### Data records
────────

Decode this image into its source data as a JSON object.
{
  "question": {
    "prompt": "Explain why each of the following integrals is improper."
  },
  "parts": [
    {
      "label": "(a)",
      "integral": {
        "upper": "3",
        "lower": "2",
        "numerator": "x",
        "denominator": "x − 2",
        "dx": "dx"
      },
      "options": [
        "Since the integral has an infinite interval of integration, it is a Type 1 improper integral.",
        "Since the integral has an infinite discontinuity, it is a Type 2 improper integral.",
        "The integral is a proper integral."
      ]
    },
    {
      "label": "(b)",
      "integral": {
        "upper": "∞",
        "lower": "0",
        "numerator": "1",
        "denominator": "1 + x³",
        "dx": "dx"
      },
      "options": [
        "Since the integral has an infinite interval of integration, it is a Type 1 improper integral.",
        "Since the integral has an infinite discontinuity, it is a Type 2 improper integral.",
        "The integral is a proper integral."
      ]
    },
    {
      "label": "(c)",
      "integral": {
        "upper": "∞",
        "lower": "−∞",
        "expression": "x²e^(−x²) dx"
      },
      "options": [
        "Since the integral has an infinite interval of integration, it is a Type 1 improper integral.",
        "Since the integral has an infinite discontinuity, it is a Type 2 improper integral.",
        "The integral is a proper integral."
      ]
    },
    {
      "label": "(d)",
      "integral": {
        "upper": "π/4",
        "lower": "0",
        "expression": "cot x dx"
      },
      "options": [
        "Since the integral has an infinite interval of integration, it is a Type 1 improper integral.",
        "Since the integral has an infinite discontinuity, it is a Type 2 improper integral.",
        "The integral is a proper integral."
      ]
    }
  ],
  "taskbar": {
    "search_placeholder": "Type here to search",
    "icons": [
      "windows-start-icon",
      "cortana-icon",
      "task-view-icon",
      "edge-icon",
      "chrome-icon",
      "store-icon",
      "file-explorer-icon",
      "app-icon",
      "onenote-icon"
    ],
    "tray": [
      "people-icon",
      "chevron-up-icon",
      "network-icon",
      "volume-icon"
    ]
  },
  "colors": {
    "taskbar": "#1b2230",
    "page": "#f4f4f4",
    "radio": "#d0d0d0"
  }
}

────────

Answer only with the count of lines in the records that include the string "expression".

2